__PROBLEM REQUIREMENTS__.
In the entries below, how many lines contain "JSON"? Answer with the number and nothing else.

App and web page records
━━━━

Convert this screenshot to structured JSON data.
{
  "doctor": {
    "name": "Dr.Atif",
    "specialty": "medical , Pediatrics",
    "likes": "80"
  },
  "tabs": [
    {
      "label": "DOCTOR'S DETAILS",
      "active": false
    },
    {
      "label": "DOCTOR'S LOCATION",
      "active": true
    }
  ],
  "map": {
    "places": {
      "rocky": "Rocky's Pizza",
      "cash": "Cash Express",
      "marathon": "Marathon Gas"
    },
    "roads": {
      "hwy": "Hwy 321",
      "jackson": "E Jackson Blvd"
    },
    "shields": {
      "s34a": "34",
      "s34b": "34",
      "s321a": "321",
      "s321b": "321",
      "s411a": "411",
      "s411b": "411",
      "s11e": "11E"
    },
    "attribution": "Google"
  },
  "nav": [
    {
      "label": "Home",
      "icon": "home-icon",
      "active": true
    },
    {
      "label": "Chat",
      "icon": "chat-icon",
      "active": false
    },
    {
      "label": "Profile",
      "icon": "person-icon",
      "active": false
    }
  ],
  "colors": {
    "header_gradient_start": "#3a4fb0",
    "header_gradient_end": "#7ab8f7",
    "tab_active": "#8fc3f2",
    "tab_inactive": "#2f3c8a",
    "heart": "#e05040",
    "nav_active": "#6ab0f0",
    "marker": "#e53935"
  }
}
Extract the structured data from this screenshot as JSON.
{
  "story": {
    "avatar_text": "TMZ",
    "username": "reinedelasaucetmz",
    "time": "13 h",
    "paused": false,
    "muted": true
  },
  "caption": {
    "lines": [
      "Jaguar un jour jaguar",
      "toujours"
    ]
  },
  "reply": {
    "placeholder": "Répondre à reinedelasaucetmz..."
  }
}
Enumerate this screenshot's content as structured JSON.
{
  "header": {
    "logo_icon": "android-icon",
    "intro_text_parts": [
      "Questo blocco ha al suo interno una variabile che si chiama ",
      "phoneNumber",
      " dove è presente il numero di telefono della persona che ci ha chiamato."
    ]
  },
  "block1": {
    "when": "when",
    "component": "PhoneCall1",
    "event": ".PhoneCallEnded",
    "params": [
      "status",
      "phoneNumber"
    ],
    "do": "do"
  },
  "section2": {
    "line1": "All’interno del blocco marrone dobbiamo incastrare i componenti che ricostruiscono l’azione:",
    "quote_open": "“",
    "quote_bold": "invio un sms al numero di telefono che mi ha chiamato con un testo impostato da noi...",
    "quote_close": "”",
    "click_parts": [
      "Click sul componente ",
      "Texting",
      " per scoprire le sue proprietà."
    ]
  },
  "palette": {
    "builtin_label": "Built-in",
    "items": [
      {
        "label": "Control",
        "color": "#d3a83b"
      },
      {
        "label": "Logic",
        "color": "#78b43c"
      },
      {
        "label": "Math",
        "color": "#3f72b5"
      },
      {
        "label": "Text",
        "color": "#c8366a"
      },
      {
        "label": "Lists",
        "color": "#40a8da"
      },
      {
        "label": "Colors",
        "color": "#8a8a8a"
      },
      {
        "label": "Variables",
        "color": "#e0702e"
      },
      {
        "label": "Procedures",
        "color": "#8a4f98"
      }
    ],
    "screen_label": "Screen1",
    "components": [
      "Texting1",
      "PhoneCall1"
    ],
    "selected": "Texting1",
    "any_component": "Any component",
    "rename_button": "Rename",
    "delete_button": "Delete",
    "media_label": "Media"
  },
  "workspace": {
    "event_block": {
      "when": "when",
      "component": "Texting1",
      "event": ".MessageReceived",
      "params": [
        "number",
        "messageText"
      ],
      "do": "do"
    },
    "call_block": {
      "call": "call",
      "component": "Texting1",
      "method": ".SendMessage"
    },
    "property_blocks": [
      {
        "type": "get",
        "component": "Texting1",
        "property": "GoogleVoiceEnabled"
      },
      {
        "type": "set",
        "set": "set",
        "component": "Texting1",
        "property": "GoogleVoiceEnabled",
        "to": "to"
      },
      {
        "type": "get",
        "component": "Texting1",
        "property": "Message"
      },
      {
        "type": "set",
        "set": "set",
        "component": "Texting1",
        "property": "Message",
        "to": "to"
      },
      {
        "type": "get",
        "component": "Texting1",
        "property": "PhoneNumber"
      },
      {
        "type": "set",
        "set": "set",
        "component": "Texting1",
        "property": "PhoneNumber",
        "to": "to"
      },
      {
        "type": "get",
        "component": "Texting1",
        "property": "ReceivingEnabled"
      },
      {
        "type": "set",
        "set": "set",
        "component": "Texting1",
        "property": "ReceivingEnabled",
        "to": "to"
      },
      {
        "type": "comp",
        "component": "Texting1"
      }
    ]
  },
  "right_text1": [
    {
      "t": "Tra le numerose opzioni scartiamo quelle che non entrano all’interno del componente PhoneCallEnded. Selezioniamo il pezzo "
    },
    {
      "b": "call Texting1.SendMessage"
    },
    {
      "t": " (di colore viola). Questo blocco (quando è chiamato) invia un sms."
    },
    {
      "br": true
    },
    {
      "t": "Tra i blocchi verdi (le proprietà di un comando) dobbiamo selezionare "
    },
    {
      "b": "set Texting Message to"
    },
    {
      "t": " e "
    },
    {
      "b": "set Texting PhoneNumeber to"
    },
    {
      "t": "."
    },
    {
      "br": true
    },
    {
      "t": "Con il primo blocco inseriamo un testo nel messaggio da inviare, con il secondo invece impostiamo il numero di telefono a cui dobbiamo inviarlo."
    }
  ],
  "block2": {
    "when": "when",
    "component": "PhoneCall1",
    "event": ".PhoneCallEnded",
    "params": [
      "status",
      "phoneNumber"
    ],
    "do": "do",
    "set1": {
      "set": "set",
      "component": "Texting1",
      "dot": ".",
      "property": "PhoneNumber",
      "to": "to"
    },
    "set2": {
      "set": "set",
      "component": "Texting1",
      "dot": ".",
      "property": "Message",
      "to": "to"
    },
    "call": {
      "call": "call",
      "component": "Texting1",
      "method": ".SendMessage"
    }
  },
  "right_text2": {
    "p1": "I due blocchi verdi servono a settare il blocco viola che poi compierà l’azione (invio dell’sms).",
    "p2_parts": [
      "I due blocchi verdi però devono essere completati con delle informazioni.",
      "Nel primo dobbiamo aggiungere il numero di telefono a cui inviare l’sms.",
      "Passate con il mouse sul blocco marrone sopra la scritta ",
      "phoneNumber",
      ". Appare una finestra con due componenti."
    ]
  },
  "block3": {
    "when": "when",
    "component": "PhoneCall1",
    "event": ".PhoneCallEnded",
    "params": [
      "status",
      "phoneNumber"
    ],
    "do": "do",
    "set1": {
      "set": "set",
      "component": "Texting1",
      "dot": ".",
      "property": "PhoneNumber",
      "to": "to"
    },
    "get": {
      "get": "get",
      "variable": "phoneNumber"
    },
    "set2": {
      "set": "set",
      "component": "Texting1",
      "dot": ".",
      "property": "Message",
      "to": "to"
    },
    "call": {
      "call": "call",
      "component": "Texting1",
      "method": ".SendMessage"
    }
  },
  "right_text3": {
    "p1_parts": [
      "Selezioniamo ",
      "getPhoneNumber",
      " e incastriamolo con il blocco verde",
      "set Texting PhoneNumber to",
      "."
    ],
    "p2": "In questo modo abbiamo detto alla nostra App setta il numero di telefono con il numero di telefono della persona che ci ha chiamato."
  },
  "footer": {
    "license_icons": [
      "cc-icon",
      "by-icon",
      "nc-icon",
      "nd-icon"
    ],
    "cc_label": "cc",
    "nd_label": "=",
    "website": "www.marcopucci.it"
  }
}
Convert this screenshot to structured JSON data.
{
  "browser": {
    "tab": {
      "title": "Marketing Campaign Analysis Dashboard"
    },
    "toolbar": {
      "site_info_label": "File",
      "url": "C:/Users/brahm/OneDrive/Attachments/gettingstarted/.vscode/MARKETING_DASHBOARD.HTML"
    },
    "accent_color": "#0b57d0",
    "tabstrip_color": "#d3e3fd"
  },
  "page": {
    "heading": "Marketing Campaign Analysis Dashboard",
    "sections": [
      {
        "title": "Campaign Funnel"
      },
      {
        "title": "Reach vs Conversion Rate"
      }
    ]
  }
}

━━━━

__RESPONSE__.
4